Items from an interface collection
⁂
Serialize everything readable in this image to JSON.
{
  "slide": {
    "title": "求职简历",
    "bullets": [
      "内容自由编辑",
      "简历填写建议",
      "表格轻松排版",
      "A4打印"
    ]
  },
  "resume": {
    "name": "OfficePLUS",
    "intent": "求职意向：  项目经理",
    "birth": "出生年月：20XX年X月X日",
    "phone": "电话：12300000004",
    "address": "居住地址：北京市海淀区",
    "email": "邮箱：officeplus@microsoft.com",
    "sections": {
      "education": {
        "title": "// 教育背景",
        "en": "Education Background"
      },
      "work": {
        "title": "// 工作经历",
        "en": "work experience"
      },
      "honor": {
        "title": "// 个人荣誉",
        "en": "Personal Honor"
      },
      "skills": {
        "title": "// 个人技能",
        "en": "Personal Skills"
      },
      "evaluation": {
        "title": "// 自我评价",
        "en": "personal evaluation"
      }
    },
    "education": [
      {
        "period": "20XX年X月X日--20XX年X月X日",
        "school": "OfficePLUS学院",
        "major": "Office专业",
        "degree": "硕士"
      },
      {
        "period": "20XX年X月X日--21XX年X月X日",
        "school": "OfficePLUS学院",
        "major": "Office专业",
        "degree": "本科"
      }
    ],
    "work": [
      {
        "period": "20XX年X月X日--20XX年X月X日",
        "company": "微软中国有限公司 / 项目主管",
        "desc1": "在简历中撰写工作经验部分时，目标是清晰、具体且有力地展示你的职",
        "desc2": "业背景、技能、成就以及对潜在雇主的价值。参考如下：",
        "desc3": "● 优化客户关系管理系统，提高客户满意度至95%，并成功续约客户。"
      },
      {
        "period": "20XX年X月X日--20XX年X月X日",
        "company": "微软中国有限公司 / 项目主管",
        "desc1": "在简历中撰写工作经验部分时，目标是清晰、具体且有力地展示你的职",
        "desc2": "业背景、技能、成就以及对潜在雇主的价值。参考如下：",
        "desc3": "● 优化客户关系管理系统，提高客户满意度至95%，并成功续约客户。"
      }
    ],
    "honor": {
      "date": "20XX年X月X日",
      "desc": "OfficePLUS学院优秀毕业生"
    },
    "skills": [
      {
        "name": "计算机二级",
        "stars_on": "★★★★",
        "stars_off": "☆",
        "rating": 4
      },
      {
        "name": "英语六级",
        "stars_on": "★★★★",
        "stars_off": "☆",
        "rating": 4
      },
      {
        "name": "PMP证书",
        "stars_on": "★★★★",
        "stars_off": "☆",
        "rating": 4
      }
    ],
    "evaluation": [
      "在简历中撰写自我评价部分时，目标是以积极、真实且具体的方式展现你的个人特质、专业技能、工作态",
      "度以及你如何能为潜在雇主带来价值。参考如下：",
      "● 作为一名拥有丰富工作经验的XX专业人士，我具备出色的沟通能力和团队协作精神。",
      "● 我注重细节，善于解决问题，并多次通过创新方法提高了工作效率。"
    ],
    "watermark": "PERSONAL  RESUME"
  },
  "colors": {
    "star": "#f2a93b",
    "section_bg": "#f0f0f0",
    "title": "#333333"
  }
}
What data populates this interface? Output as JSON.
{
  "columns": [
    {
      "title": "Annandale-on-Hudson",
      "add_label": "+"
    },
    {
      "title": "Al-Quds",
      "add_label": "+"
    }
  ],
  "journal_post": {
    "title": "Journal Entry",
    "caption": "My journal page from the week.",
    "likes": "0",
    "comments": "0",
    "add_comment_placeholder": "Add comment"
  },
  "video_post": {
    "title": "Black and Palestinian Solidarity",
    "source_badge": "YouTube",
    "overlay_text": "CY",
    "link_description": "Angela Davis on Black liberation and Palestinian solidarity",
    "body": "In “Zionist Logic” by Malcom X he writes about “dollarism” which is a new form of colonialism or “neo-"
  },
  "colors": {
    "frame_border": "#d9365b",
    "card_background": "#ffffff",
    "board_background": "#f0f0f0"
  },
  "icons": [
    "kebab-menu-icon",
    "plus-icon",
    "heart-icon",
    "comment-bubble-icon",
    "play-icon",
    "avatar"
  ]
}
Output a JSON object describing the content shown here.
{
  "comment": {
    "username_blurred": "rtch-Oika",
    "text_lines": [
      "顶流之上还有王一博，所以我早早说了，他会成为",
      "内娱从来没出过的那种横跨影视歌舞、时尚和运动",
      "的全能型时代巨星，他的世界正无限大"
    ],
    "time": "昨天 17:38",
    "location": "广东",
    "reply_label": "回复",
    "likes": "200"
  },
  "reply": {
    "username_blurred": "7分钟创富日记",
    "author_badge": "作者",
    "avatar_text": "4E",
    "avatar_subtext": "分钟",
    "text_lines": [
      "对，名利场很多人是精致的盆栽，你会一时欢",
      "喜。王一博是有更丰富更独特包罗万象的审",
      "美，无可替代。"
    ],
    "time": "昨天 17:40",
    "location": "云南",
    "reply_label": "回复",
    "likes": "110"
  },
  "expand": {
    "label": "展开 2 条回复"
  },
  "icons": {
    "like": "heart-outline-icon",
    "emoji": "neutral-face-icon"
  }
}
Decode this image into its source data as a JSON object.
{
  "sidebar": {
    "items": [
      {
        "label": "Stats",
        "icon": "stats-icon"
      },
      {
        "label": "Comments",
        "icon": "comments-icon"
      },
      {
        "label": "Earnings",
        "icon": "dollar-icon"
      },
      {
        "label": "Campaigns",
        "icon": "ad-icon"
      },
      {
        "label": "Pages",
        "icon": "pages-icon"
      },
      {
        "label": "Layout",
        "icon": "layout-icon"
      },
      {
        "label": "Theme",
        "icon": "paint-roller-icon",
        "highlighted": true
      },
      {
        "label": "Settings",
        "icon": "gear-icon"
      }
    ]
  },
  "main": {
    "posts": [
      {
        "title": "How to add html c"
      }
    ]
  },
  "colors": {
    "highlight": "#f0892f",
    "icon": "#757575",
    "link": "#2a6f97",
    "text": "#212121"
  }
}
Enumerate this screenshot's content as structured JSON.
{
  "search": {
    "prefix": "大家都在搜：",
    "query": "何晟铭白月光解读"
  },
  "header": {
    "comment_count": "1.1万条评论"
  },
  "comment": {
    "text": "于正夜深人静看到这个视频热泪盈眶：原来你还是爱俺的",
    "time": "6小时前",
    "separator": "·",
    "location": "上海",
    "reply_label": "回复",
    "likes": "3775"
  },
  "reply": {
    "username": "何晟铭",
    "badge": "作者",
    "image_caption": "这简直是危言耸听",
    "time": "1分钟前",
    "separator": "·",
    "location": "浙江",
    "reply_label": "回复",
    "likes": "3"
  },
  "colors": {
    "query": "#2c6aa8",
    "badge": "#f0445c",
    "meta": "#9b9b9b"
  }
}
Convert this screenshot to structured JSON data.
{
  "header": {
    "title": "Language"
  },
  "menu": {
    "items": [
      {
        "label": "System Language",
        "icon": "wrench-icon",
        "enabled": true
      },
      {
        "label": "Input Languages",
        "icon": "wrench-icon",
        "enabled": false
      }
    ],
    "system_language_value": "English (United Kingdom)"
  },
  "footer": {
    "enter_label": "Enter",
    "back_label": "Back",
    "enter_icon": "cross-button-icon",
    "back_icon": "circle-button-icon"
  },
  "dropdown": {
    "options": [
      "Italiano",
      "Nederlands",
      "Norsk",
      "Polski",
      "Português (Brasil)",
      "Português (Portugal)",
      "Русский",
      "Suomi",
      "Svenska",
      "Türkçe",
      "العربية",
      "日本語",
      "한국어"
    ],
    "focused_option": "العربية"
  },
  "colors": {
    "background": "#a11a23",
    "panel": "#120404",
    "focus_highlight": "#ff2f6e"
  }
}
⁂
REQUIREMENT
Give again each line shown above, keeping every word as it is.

EXERCISE RESPONSE
Serialize everything readable in this image to JSON.
{
  "slide": {
    "title": "求职简历",
    "bullets": [
      "内容自由编辑",
      "简历填写建议",
      "表格轻松排版",
      "A4打印"
    ]
  },
  "resume": {
    "name": "OfficePLUS",
    "intent": "求职意向：  项目经理",
    "birth": "出生年月：20XX年X月X日",
    "phone": "电话：12300000004",
    "address": "居住地址：北京市海淀区",
    "email": "邮箱：officeplus@microsoft.com",
    "sections": {
      "education": {
        "title": "// 教育背景",
        "en": "Education Background"
      },
      "work": {
        "title": "// 工作经历",
        "en": "work experience"
      },
      "honor": {
        "title": "// 个人荣誉",
        "en": "Personal Honor"
      },
      "skills": {
        "title": "// 个人技能",
        "en": "Personal Skills"
      },
      "evaluation": {
        "title": "// 自我评价",
        "en": "personal evaluation"
      }
    },
    "education": [
      {
        "period": "20XX年X月X日--20XX年X月X日",
        "school": "OfficePLUS学院",
        "major": "Office专业",
        "degree": "硕士"
      },
      {
        "period": "20XX年X月X日--21XX年X月X日",
        "school": "OfficePLUS学院",
        "major": "Office专业",
        "degree": "本科"
      }
    ],
    "work": [
      {
        "period": "20XX年X月X日--20XX年X月X日",
        "company": "微软中国有限公司 / 项目主管",
        "desc1": "在简历中撰写工作经验部分时，目标是清晰、具体且有力地展示你的职",
        "desc2": "业背景、技能、成就以及对潜在雇主的价值。参考如下：",
        "desc3": "● 优化客户关系管理系统，提高客户满意度至95%，并成功续约客户。"
      },
      {
        "period": "20XX年X月X日--20XX年X月X日",
        "company": "微软中国有限公司 / 项目主管",
        "desc1": "在简历中撰写工作经验部分时，目标是清晰、具体且有力地展示你的职",
        "desc2": "业背景、技能、成就以及对潜在雇主的价值。参考如下：",
        "desc3": "● 优化客户关系管理系统，提高客户满意度至95%，并成功续约客户。"
      }
    ],
    "honor": {
      "date": "20XX年X月X日",
      "desc": "OfficePLUS学院优秀毕业生"
    },
    "skills": [
      {
        "name": "计算机二级",
        "stars_on": "★★★★",
        "stars_off": "☆",
        "rating": 4
      },
      {
        "name": "英语六级",
        "stars_on": "★★★★",
        "stars_off": "☆",
        "rating": 4
      },
      {
        "name": "PMP证书",
        "stars_on": "★★★★",
        "stars_off": "☆",
        "rating": 4
      }
    ],
    "evaluation": [
      "在简历中撰写自我评价部分时，目标是以积极、真实且具体的方式展现你的个人特质、专业技能、工作态",
      "度以及你如何能为潜在雇主带来价值。参考如下：",
      "● 作为一名拥有丰富工作经验的XX专业人士，我具备出色的沟通能力和团队协作精神。",
      "● 我注重细节，善于解决问题，并多次通过创新方法提高了工作效率。"
    ],
    "watermark": "PERSONAL  RESUME"
  },
  "colors": {
    "star": "#f2a93b",
    "section_bg": "#f0f0f0",
    "title": "#333333"
  }
}
What data populates this interface? Output as JSON.
{
  "columns": [
    {
      "title": "Annandale-on-Hudson",
      "add_label": "+"
    },
    {
      "title": "Al-Quds",
      "add_label": "+"
    }
  ],
  "journal_post": {
    "title": "Journal Entry",
    "caption": "My journal page from the week.",
    "likes": "0",
    "comments": "0",
    "add_comment_placeholder": "Add comment"
  },
  "video_post": {
    "title": "Black and Palestinian Solidarity",
    "source_badge": "YouTube",
    "overlay_text": "CY",
    "link_description": "Angela Davis on Black liberation and Palestinian solidarity",
    "body": "In “Zionist Logic” by Malcom X he writes about “dollarism” which is a new form of colonialism or “neo-"
  },
  "colors": {
    "frame_border": "#d9365b",
    "card_background": "#ffffff",
    "board_background": "#f0f0f0"
  },
  "icons": [
    "kebab-menu-icon",
    "plus-icon",
    "heart-icon",
    "comment-bubble-icon",
    "play-icon",
    "avatar"
  ]
}
Output a JSON object describing the content shown here.
{
  "comment": {
    "username_blurred": "rtch-Oika",
    "text_lines": [
      "顶流之上还有王一博，所以我早早说了，他会成为",
      "内娱从来没出过的那种横跨影视歌舞、时尚和运动",
      "的全能型时代巨星，他的世界正无限大"
    ],
    "time": "昨天 17:38",
    "location": "广东",
    "reply_label": "回复",
    "likes": "200"
  },
  "reply": {
    "username_blurred": "7分钟创富日记",
    "author_badge": "作者",
    "avatar_text": "4E",
    "avatar_subtext": "分钟",
    "text_lines": [
      "对，名利场很多人是精致的盆栽，你会一时欢",
      "喜。王一博是有更丰富更独特包罗万象的审",
      "美，无可替代。"
    ],
    "time": "昨天 17:40",
    "location": "云南",
    "reply_label": "回复",
    "likes": "110"
  },
  "expand": {
    "label": "展开 2 条回复"
  },
  "icons": {
    "like": "heart-outline-icon",
    "emoji": "neutral-face-icon"
  }
}
Decode this image into its source data as a JSON object.
{
  "sidebar": {
    "items": [
      {
        "label": "Stats",
        "icon": "stats-icon"
      },
      {
        "label": "Comments",
        "icon": "comments-icon"
      },
      {
        "label": "Earnings",
        "icon": "dollar-icon"
      },
      {
        "label": "Campaigns",
        "icon": "ad-icon"
      },
      {
        "label": "Pages",
        "icon": "pages-icon"
      },
      {
        "label": "Layout",
        "icon": "layout-icon"
      },
      {
        "label": "Theme",
        "icon": "paint-roller-icon",
        "highlighted": true
      },
      {
        "label": "Settings",
        "icon": "gear-icon"
      }
    ]
  },
  "main": {
    "posts": [
      {
        "title": "How to add html c"
      }
    ]
  },
  "colors": {
    "highlight": "#f0892f",
    "icon": "#757575",
    "link": "#2a6f97",
    "text": "#212121"
  }
}
Enumerate this screenshot's content as structured JSON.
{
  "search": {
    "prefix": "大家都在搜：",
    "query": "何晟铭白月光解读"
  },
  "header": {
    "comment_count": "1.1万条评论"
  },
  "comment": {
    "text": "于正夜深人静看到这个视频热泪盈眶：原来你还是爱俺的",
    "time": "6小时前",
    "separator": "·",
    "location": "上海",
    "reply_label": "回复",
    "likes": "3775"
  },
  "reply": {
    "username": "何晟铭",
    "badge": "作者",
    "image_caption": "这简直是危言耸听",
    "time": "1分钟前",
    "separator": "·",
    "location": "浙江",
    "reply_label": "回复",
    "likes": "3"
  },
  "colors": {
    "query": "#2c6aa8",
    "badge": "#f0445c",
    "meta": "#9b9b9b"
  }
}
Convert this screenshot to structured JSON data.
{
  "header": {
    "title": "Language"
  },
  "menu": {
    "items": [
      {
        "label": "System Language",
        "icon": "wrench-icon",
        "enabled": true
      },
      {
        "label": "Input Languages",
        "icon": "wrench-icon",
        "enabled": false
      }
    ],
    "system_language_value": "English (United Kingdom)"
  },
  "footer": {
    "enter_label": "Enter",
    "back_label": "Back",
    "enter_icon": "cross-button-icon",
    "back_icon": "circle-button-icon"
  },
  "dropdown": {
    "options": [
      "Italiano",
      "Nederlands",
      "Norsk",
      "Polski",
      "Português (Brasil)",
      "Português (Portugal)",
      "Русский",
      "Suomi",
      "Svenska",
      "Türkçe",
      "العربية",
      "日本語",
      "한국어"
    ],
    "focused_option": "العربية"
  },
  "colors": {
    "background": "#a11a23",
    "panel": "#120404",
    "focus_highlight": "#ff2f6e"
  }
}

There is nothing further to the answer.